Such analysis combined with the reluctance of the government to change the legislation to specifically exclude deposits (as they promised at the G20 Summit) surely justifies the position that bail-in laws on deposits currently exist in this country.

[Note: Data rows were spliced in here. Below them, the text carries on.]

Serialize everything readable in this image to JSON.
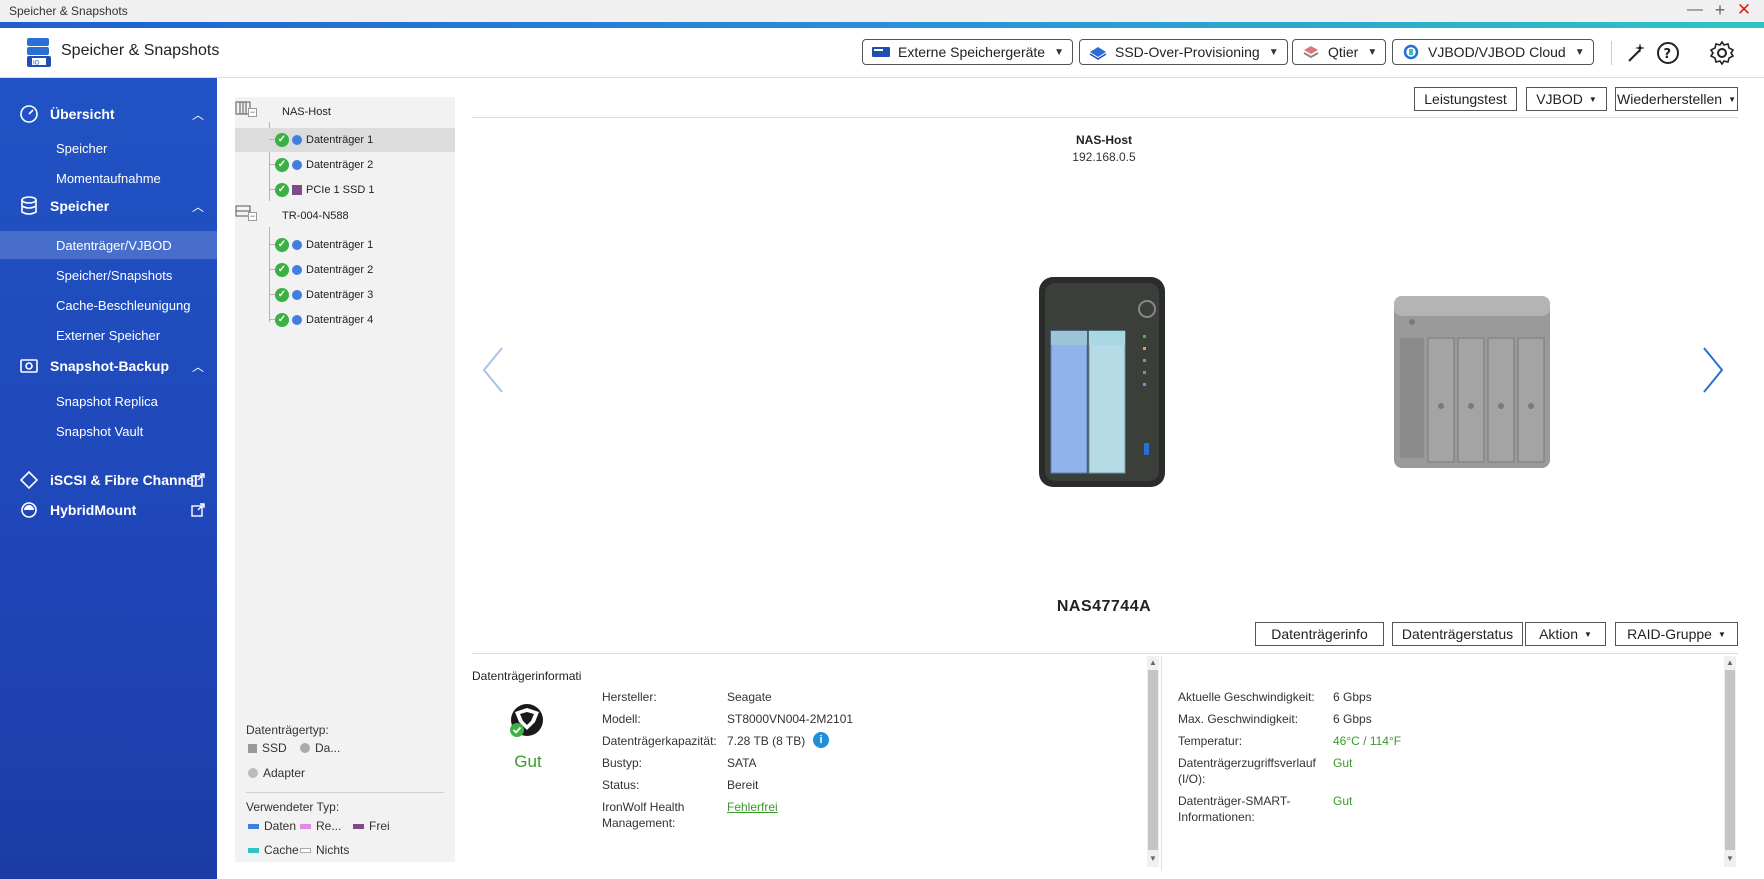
{
  "window": {
    "title": "Speicher & Snapshots"
  },
  "header": {
    "app_title": "Speicher & Snapshots",
    "buttons": [
      {
        "label": "Externe Speichergeräte",
        "icon": "external-storage-icon"
      },
      {
        "label": "SSD-Over-Provisioning",
        "icon": "ssd-icon"
      },
      {
        "label": "Qtier",
        "icon": "qtier-icon"
      },
      {
        "label": "VJBOD/VJBOD Cloud",
        "icon": "vjbod-cloud-icon"
      }
    ],
    "icons": [
      "magic-wand-icon",
      "help-icon",
      "settings-gear-icon"
    ]
  },
  "sidebar": {
    "sections": [
      {
        "label": "Übersicht",
        "icon": "dashboard-icon",
        "items": [
          "Speicher",
          "Momentaufnahme"
        ]
      },
      {
        "label": "Speicher",
        "icon": "database-icon",
        "items": [
          "Datenträger/VJBOD",
          "Speicher/Snapshots",
          "Cache-Beschleunigung",
          "Externer Speicher"
        ]
      },
      {
        "label": "Snapshot-Backup",
        "icon": "snapshot-backup-icon",
        "items": [
          "Snapshot Replica",
          "Snapshot Vault"
        ]
      }
    ],
    "links": [
      {
        "label": "iSCSI & Fibre Channel",
        "icon": "iscsi-icon"
      },
      {
        "label": "HybridMount",
        "icon": "hybridmount-icon"
      }
    ],
    "active_item": "Datenträger/VJBOD"
  },
  "tree": {
    "groups": [
      {
        "label": "NAS-Host",
        "children": [
          "Datenträger 1",
          "Datenträger 2",
          "PCIe 1 SSD 1"
        ]
      },
      {
        "label": "TR-004-N588",
        "children": [
          "Datenträger 1",
          "Datenträger 2",
          "Datenträger 3",
          "Datenträger 4"
        ]
      }
    ],
    "legend": {
      "disk_type_title": "Datenträgertyp:",
      "disk_types": [
        "SSD",
        "Da...",
        "Adapter"
      ],
      "used_type_title": "Verwendeter Typ:",
      "used_types": [
        {
          "label": "Daten",
          "color": "#3f7fe0"
        },
        {
          "label": "Re...",
          "color": "#e08ae0"
        },
        {
          "label": "Frei",
          "color": "#7d4a8a"
        },
        {
          "label": "Cache",
          "color": "#2ec4c4"
        },
        {
          "label": "Nichts",
          "color": "#ffffff"
        }
      ]
    }
  },
  "toolbar_top": [
    "Leistungstest",
    "VJBOD",
    "Wiederherstellen"
  ],
  "enclosure": {
    "name": "NAS-Host",
    "ip": "192.168.0.5",
    "device_name": "NAS47744A"
  },
  "toolbar_bottom": [
    "Datenträgerinfo",
    "Datenträgerstatus",
    "Aktion",
    "RAID-Gruppe"
  ],
  "disk_info": {
    "title": "Datenträgerinformati",
    "health": "Gut",
    "left": [
      {
        "label": "Hersteller:",
        "value": "Seagate"
      },
      {
        "label": "Modell:",
        "value": "ST8000VN004-2M2101"
      },
      {
        "label": "Datenträgerkapazität:",
        "value": "7.28 TB (8 TB)"
      },
      {
        "label": "Bustyp:",
        "value": "SATA"
      },
      {
        "label": "Status:",
        "value": "Bereit"
      },
      {
        "label": "IronWolf Health Management:",
        "value": "Fehlerfrei"
      }
    ],
    "right": [
      {
        "label": "Aktuelle Geschwindigkeit:",
        "value": "6 Gbps"
      },
      {
        "label": "Max. Geschwindigkeit:",
        "value": "6 Gbps"
      },
      {
        "label": "Temperatur:",
        "value": "46°C / 114°F"
      },
      {
        "label": "Datenträgerzugriffsverlauf (I/O):",
        "value": "Gut"
      },
      {
        "label": "Datenträger-SMART-Informationen:",
        "value": "Gut"
      }
    ]
  },
  "colors": {
    "accent": "#2153c4",
    "ok_green": "#3cb043",
    "health_green": "#3a9a2a"
  }
}
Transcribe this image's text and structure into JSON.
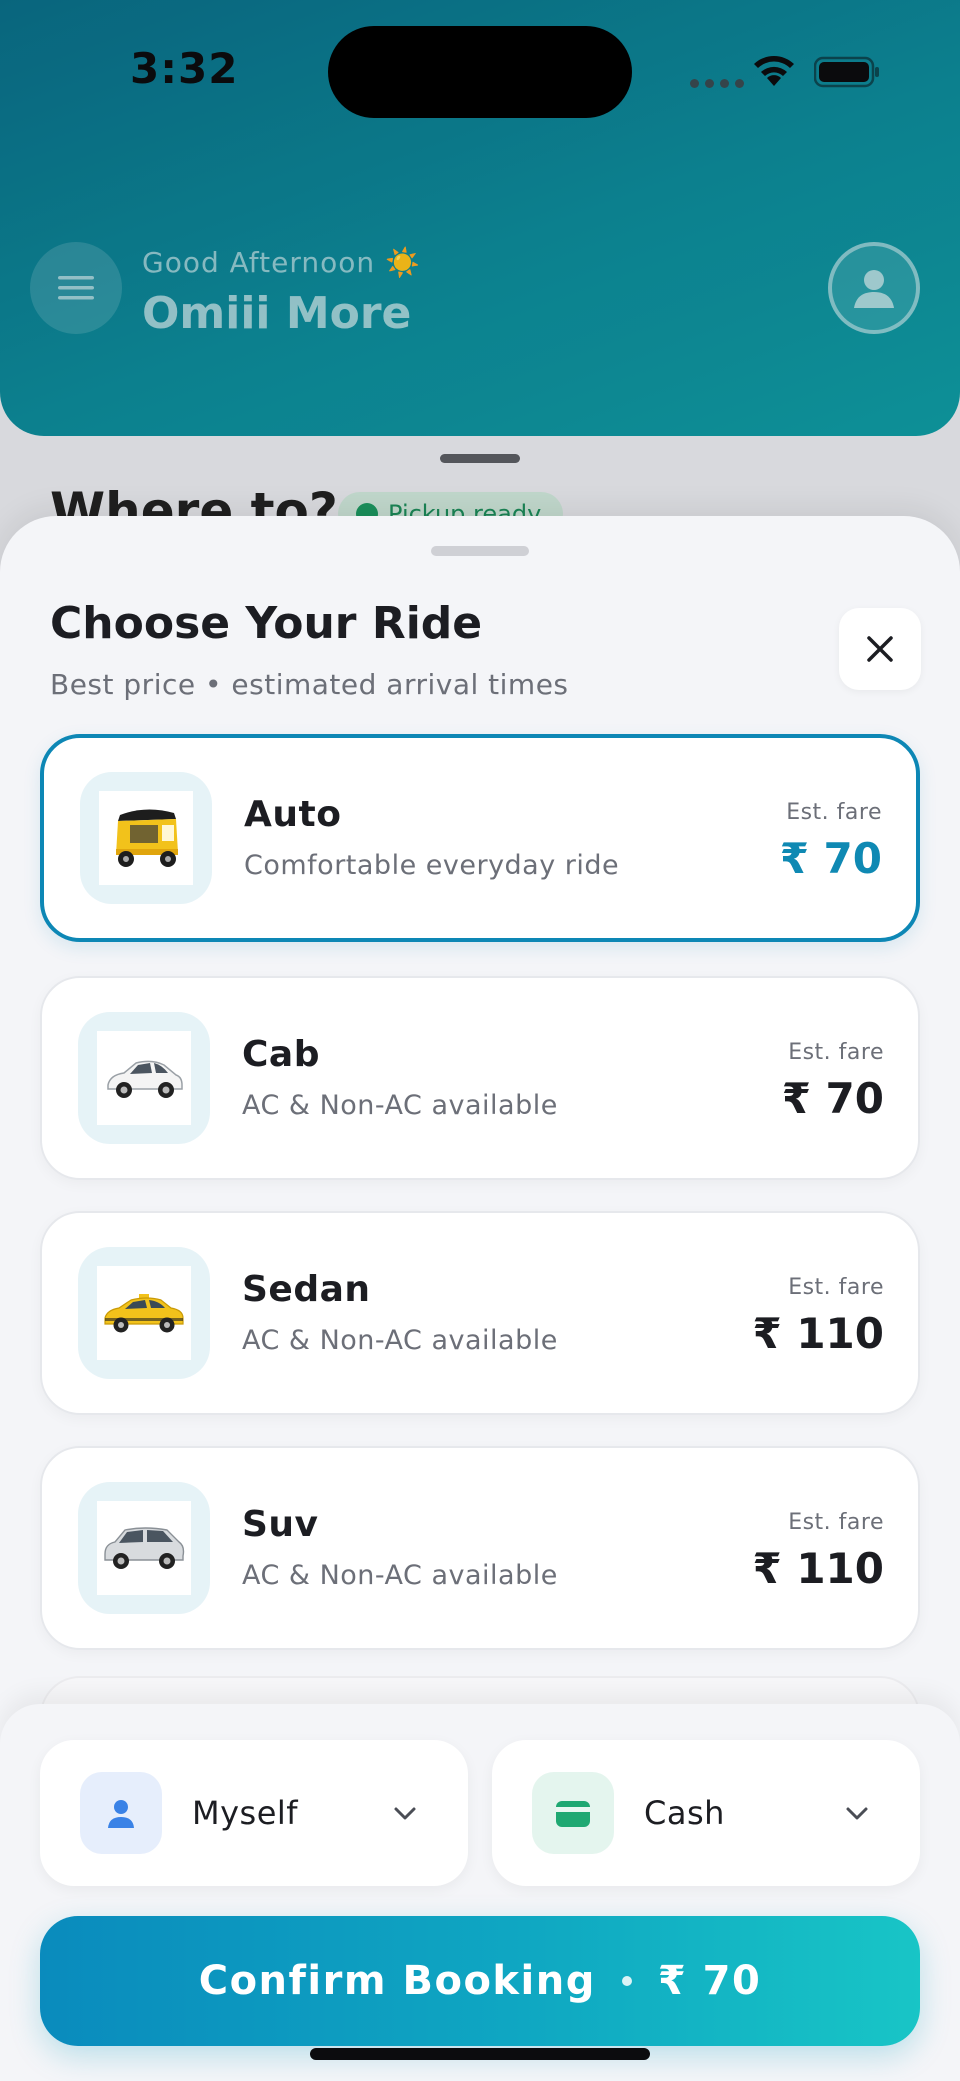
{
  "status_bar": {
    "time": "3:32"
  },
  "header": {
    "greeting": "Good Afternoon",
    "greeting_emoji": "☀️",
    "user_name": "Omiii More"
  },
  "background": {
    "where_to": "Where to?",
    "pickup_status": "Pickup ready"
  },
  "sheet": {
    "title": "Choose Your Ride",
    "subtitle": "Best price • estimated arrival times",
    "rides": [
      {
        "name": "Auto",
        "desc": "Comfortable everyday ride",
        "fare_label": "Est. fare",
        "fare": "₹ 70",
        "icon": "auto-rickshaw-icon",
        "selected": true
      },
      {
        "name": "Cab",
        "desc": "AC & Non-AC available",
        "fare_label": "Est. fare",
        "fare": "₹ 70",
        "icon": "hatchback-car-icon",
        "selected": false
      },
      {
        "name": " Sedan",
        "desc": "AC & Non-AC available",
        "fare_label": "Est. fare",
        "fare": "₹ 110",
        "icon": "sedan-taxi-icon",
        "selected": false
      },
      {
        "name": "Suv",
        "desc": "AC & Non-AC available",
        "fare_label": "Est. fare",
        "fare": "₹ 110",
        "icon": "suv-car-icon",
        "selected": false
      }
    ]
  },
  "footer": {
    "rider_label": "Myself",
    "payment_label": "Cash",
    "confirm_label": "Confirm Booking",
    "confirm_fare": "₹ 70"
  },
  "colors": {
    "accent": "#0d87b5",
    "header_gradient_start": "#0a6d87",
    "header_gradient_end": "#0f9ba3",
    "button_gradient_start": "#0a8bbd",
    "button_gradient_end": "#18c5c6"
  }
}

So let’s then look at the scenario of a major financial crisis or housing crash. With Fractional Reserve Banking the bank is allowed to turn 90% of that deposit liability of yours into loans (which then sit as assets on the bank’s balance sheet) and retain just 10% in cash in their accounts. They secure those loans with collateral, and in Australia the vast majority of this is in the form of housing mortgages. If those assets securing the loans become worth less than the loan, this creates a significant crisis for the bank involved. The bank now has more liabilities than assets and is technically insolvent. Your full deposit is one of those liabilities (barring the 10% they “keep”), and quite a liquid one at that. At the same time, panic would ensue with people withdrawing their cash deposits en masse – a so called “bank run”. When everyone wants their cash and the bank only kept 10%, they need to start selling assets to free up the cash on demand, and all that is left is the distressed property which needs to be sold into a free-falling market.

You can see how the dynamics of the death spiral unfold in this scenario, and this is exactly what happened throughout the Great Depression and more recently in Cyprus and Greece. During the GFC governments simply printed money and gave it to the banks to stop the spiral. Bail-ins mean that is no longer on the table. So, the bank needs to take what it can from its creditors, and as we have shown, that is you.

This realisation is becoming more widely understood and at Ainslie we are seeing quite large, “sophisticated” money getting out of the banks and into gold and silver bullion for this very reason. That decision just became a whole lot easier recently as the banks aren’t even paying you much via interest for the privilege of lending 90% of your money out as soon as they get it. To reinforce this point, check out the comparison of cash on term deposit (with interest compounding) in a bank compared to gold and silver over the last 15 years updated to today.

Bank Bail-ins in Australia – Why your cash isn’t safe

Finally, if you haven’t yet seen it (including this chart) our all-new ‘Why Buy Bullion’ brochure is now on our website here or in physical form in our office.

You can read the bail-in legal analysis in its entirety here.